Where the records hold the string "Баннер", show the whole line it sits on.

Excerpts from an interface dataset:
◇ ◇ ◇ ◇ ◇

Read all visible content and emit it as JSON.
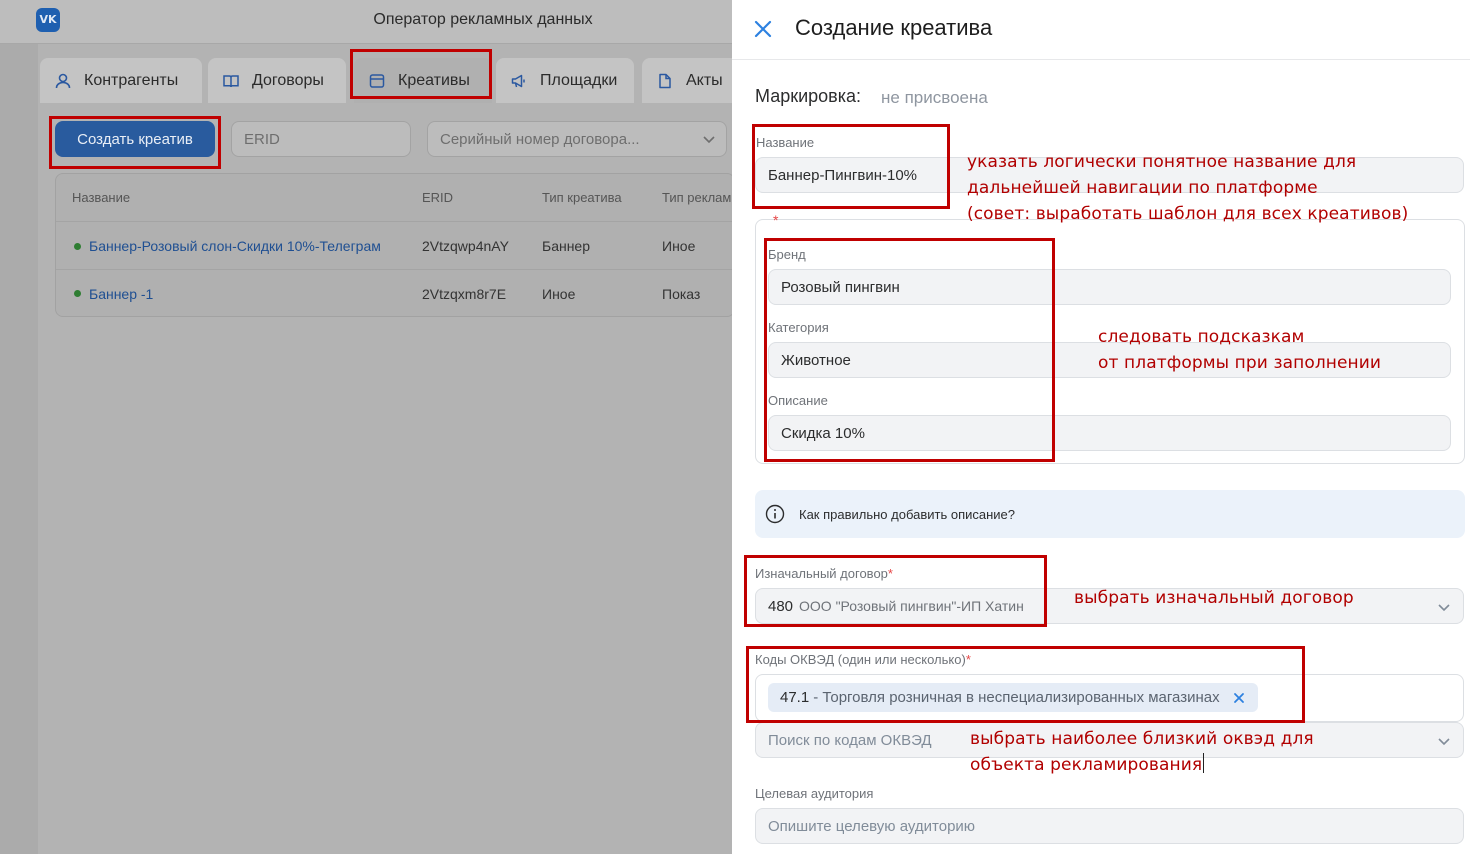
{
  "app": {
    "logo_text": "VK",
    "title": "Оператор рекламных данных"
  },
  "tabs": [
    {
      "label": "Контрагенты",
      "icon": "user-icon"
    },
    {
      "label": "Договоры",
      "icon": "book-icon"
    },
    {
      "label": "Креативы",
      "icon": "card-icon"
    },
    {
      "label": "Площадки",
      "icon": "megaphone-icon"
    },
    {
      "label": "Акты",
      "icon": "document-icon"
    }
  ],
  "toolbar": {
    "create_label": "Создать креатив",
    "erid_placeholder": "ERID",
    "contract_placeholder": "Серийный номер договора..."
  },
  "table": {
    "headers": [
      "Название",
      "ERID",
      "Тип креатива",
      "Тип реклам"
    ],
    "rows": [
      {
        "name": "Баннер-Розовый слон-Скидки 10%-Телеграм",
        "erid": "2Vtzqwp4nAY",
        "type": "Баннер",
        "ad_type": "Иное",
        "status_color": "#2e7d32"
      },
      {
        "name": "Баннер -1",
        "erid": "2Vtzqxm8r7E",
        "type": "Иное",
        "ad_type": "Показ",
        "status_color": "#2e7d32"
      }
    ]
  },
  "panel": {
    "title": "Создание креатива",
    "marking_label": "Маркировка:",
    "marking_value": "не присвоена",
    "name_label": "Название",
    "name_value": "Баннер-Пингвин-10%",
    "group_required_mark": "*",
    "brand_label": "Бренд",
    "brand_value": "Розовый пингвин",
    "category_label": "Категория",
    "category_value": "Животное",
    "description_label": "Описание",
    "description_value": "Скидка 10%",
    "info_text": "Как правильно добавить описание?",
    "contract_label": "Изначальный договор",
    "contract_number": "480",
    "contract_desc": "ООО \"Розовый пингвин\"-ИП Хатин",
    "okved_label": "Коды ОКВЭД (один или несколько)",
    "okved_chip_code": "47.1",
    "okved_chip_desc": "- Торговля розничная в неспециализированных магазинах",
    "okved_search_placeholder": "Поиск по кодам ОКВЭД",
    "audience_label": "Целевая аудитория",
    "audience_placeholder": "Опишите целевую аудиторию",
    "required_mark": "*"
  },
  "notes": {
    "name_line1": "указать логически понятное название для",
    "name_line2": "дальнейшей навигации по платформе",
    "name_line3": "(совет: выработать шаблон для всех креативов)",
    "hints_line1": "следовать подсказкам",
    "hints_line2": "от платформы при заполнении",
    "contract_note": "выбрать изначальный договор",
    "okved_line1": "выбрать наиболее близкий оквэд для",
    "okved_line2": "объекта рекламирования"
  },
  "colors": {
    "primary": "#2d81e0",
    "annotation_red": "#c00000",
    "status_green": "#2e7d32",
    "info_bg": "#ebf2fa"
  }
}
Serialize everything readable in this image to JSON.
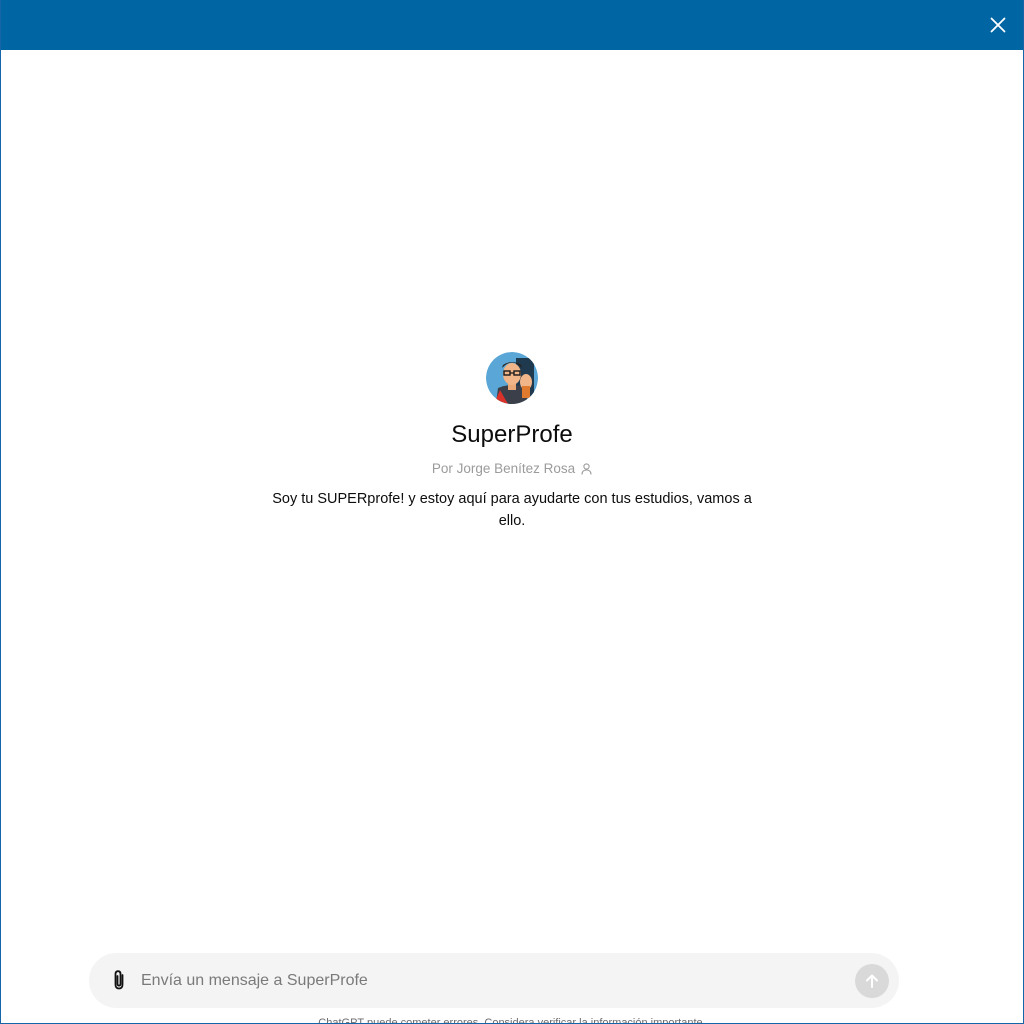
{
  "titlebar": {
    "color": "#0065a3",
    "close_icon": "close-icon"
  },
  "gpt": {
    "name": "SuperProfe",
    "author": "Por Jorge Benítez Rosa",
    "author_icon": "person-icon",
    "description": "Soy tu SUPERprofe! y estoy aquí para ayudarte con tus estudios, vamos a ello.",
    "avatar_icon": "superhero-avatar-icon"
  },
  "composer": {
    "placeholder": "Envía un mensaje a SuperProfe",
    "value": "",
    "attach_icon": "paperclip-icon",
    "send_icon": "arrow-up-icon"
  },
  "footer": {
    "note": "ChatGPT puede cometer errores. Considera verificar la información importante."
  }
}
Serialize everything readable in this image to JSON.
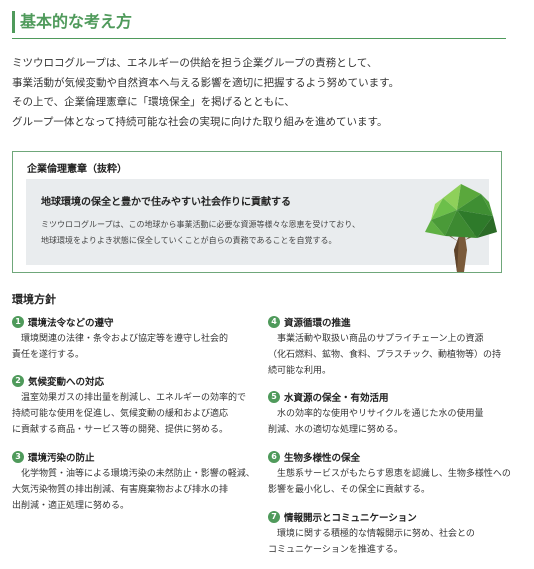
{
  "header": {
    "title": "基本的な考え方"
  },
  "intro": {
    "lines": [
      "ミツウロコグループは、エネルギーの供給を担う企業グループの責務として、",
      "事業活動が気候変動や自然資本へ与える影響を適切に把握するよう努めています。",
      "その上で、企業倫理憲章に「環境保全」を掲げるとともに、",
      "グループ一体となって持続可能な社会の実現に向けた取り組みを進めています。"
    ]
  },
  "charter": {
    "title": "企業倫理憲章（抜粋）",
    "heading": "地球環境の保全と豊かで住みやすい社会作りに貢献する",
    "lines": [
      "ミツウロコグループは、この地球から事業活動に必要な資源等様々な恩恵を受けており、",
      "地球環境をよりよき状態に保全していくことが自らの責務であることを自覚する。"
    ]
  },
  "policy": {
    "title": "環境方針",
    "items": [
      {
        "num": "1",
        "title": "環境法令などの遵守",
        "lines": [
          "環境関連の法律・条令および協定等を遵守し社会的",
          "責任を遂行する。"
        ]
      },
      {
        "num": "2",
        "title": "気候変動への対応",
        "lines": [
          "温室効果ガスの排出量を削減し、エネルギーの効率的で",
          "持続可能な使用を促進し、気候変動の緩和および適応",
          "に貢献する商品・サービス等の開発、提供に努める。"
        ]
      },
      {
        "num": "3",
        "title": "環境汚染の防止",
        "lines": [
          "化学物質・油等による環境汚染の未然防止・影響の軽減、",
          "大気汚染物質の排出削減、有害廃棄物および排水の排",
          "出削減・適正処理に努める。"
        ]
      },
      {
        "num": "4",
        "title": "資源循環の推進",
        "lines": [
          "事業活動や取扱い商品のサプライチェーン上の資源",
          "（化石燃料、鉱物、食料、プラスチック、動植物等）の持",
          "続可能な利用。"
        ]
      },
      {
        "num": "5",
        "title": "水資源の保全・有効活用",
        "lines": [
          "水の効率的な使用やリサイクルを通じた水の使用量",
          "削減、水の適切な処理に努める。"
        ]
      },
      {
        "num": "6",
        "title": "生物多様性の保全",
        "lines": [
          "生態系サービスがもたらす恩恵を認識し、生物多様性への",
          "影響を最小化し、その保全に貢献する。"
        ]
      },
      {
        "num": "7",
        "title": "情報開示とコミュニケーション",
        "lines": [
          "環境に関する積極的な情報開示に努め、社会との",
          "コミュニケーションを推進する。"
        ]
      }
    ]
  },
  "colors": {
    "accent": "#4f9a5b",
    "panel": "#e9ecee",
    "border": "#6fa77a"
  }
}
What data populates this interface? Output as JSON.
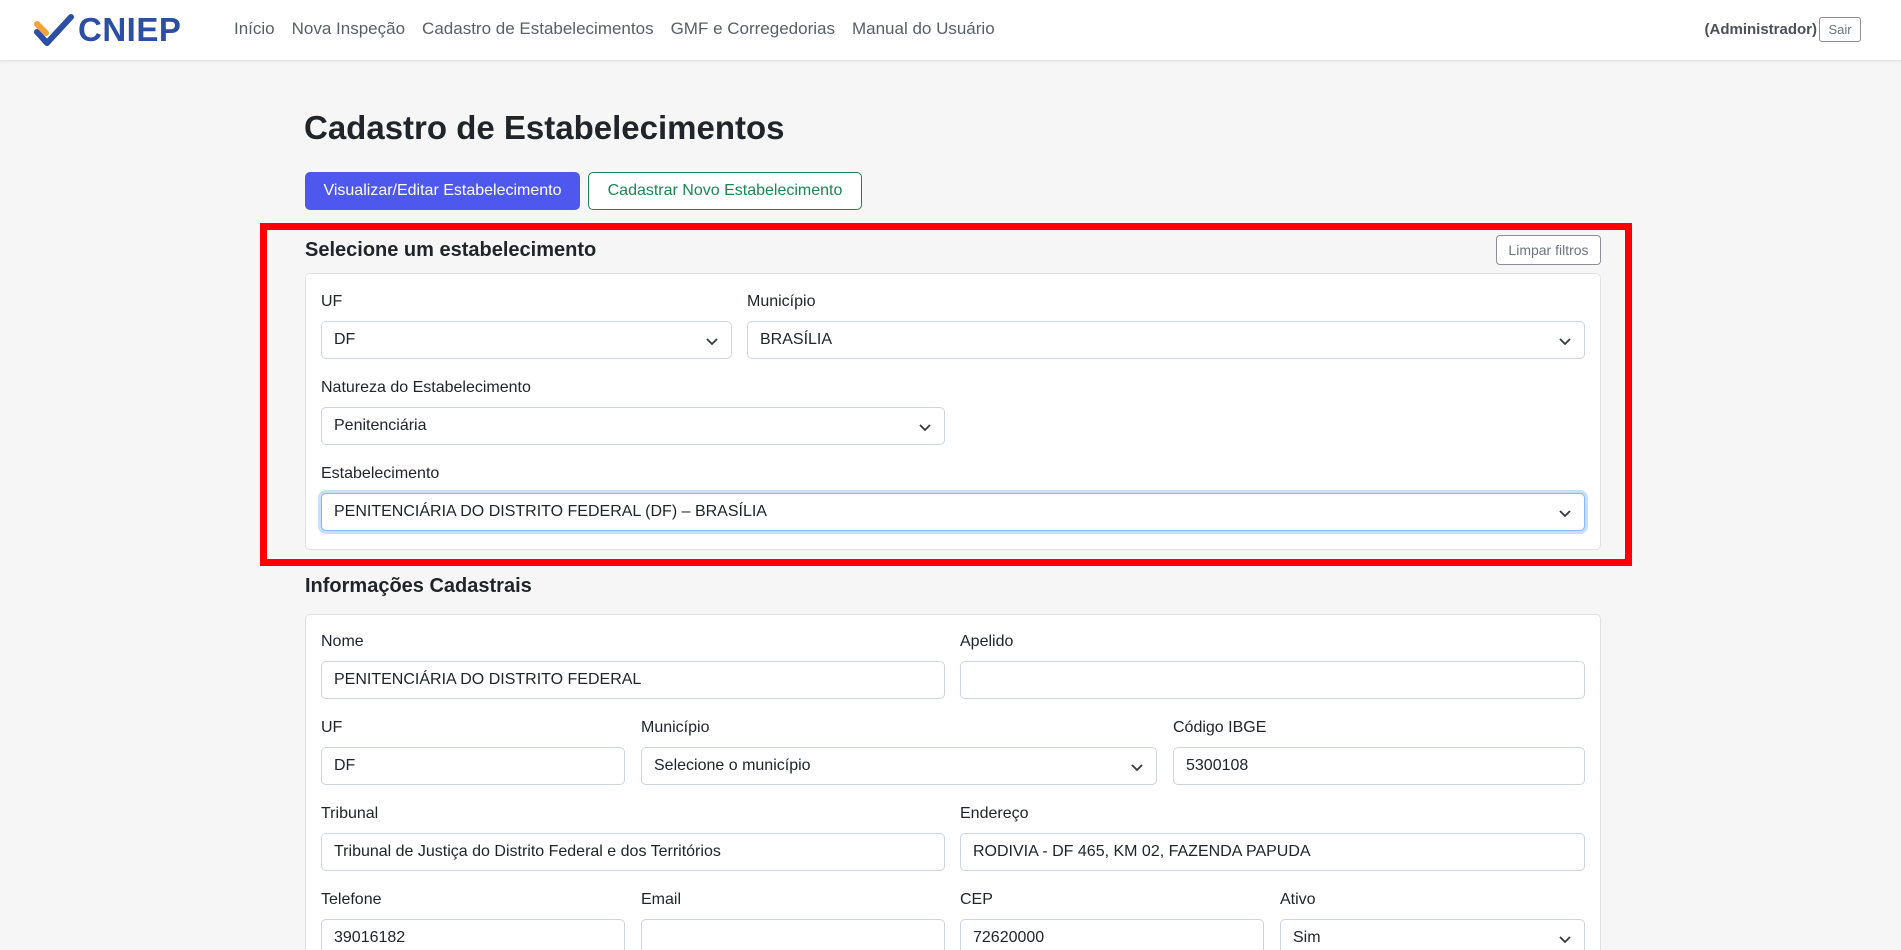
{
  "nav": {
    "brand": "CNIEP",
    "links": [
      "Início",
      "Nova Inspeção",
      "Cadastro de Estabelecimentos",
      "GMF e Corregedorias",
      "Manual do Usuário"
    ],
    "user": "(Administrador)",
    "logout": "Sair"
  },
  "page": {
    "title": "Cadastro de Estabelecimentos",
    "view_edit_button": "Visualizar/Editar Estabelecimento",
    "new_button": "Cadastrar Novo Estabelecimento"
  },
  "select_section": {
    "title": "Selecione um estabelecimento",
    "clear_button": "Limpar filtros",
    "uf_label": "UF",
    "uf_value": "DF",
    "municipio_label": "Município",
    "municipio_value": "BRASÍLIA",
    "natureza_label": "Natureza do Estabelecimento",
    "natureza_value": "Penitenciária",
    "estab_label": "Estabelecimento",
    "estab_value": "PENITENCIÁRIA DO DISTRITO FEDERAL (DF) – BRASÍLIA"
  },
  "info_section": {
    "title": "Informações Cadastrais",
    "nome_label": "Nome",
    "nome_value": "PENITENCIÁRIA DO DISTRITO FEDERAL",
    "apelido_label": "Apelido",
    "apelido_value": "",
    "uf_label": "UF",
    "uf_value": "DF",
    "municipio_label": "Município",
    "municipio_value": "Selecione o município",
    "ibge_label": "Código IBGE",
    "ibge_value": "5300108",
    "tribunal_label": "Tribunal",
    "tribunal_value": "Tribunal de Justiça do Distrito Federal e dos Territórios",
    "endereco_label": "Endereço",
    "endereco_value": "RODIVIA - DF 465, KM 02, FAZENDA PAPUDA",
    "telefone_label": "Telefone",
    "telefone_value": "39016182",
    "email_label": "Email",
    "email_value": "",
    "cep_label": "CEP",
    "cep_value": "72620000",
    "ativo_label": "Ativo",
    "ativo_value": "Sim"
  },
  "colors": {
    "primary": "#4e57ee",
    "success": "#198754",
    "brand": "#2c4fa3",
    "highlight": "#ff0000",
    "background": "#f6f6f7"
  }
}
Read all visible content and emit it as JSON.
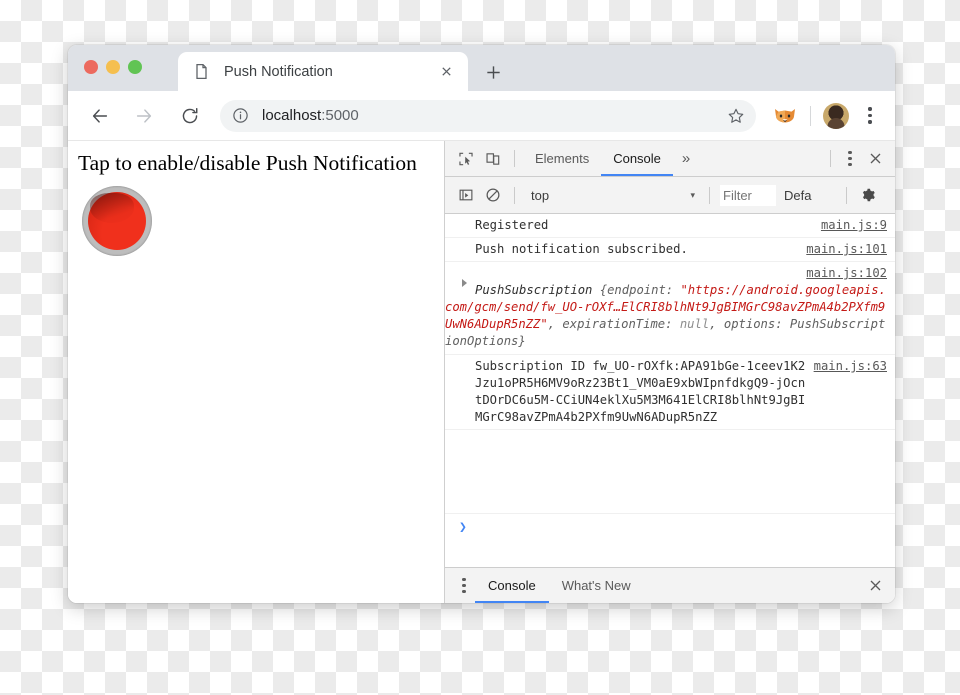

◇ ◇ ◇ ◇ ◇

RESULT FOR THIS TASK =>
        "name": "Баннер-Розовый слон-Скидки 10%-Телеграм",
        "type": "Баннер",
        "name": "Баннер -1",
    "name_value": "Баннер-Пингвин-10%",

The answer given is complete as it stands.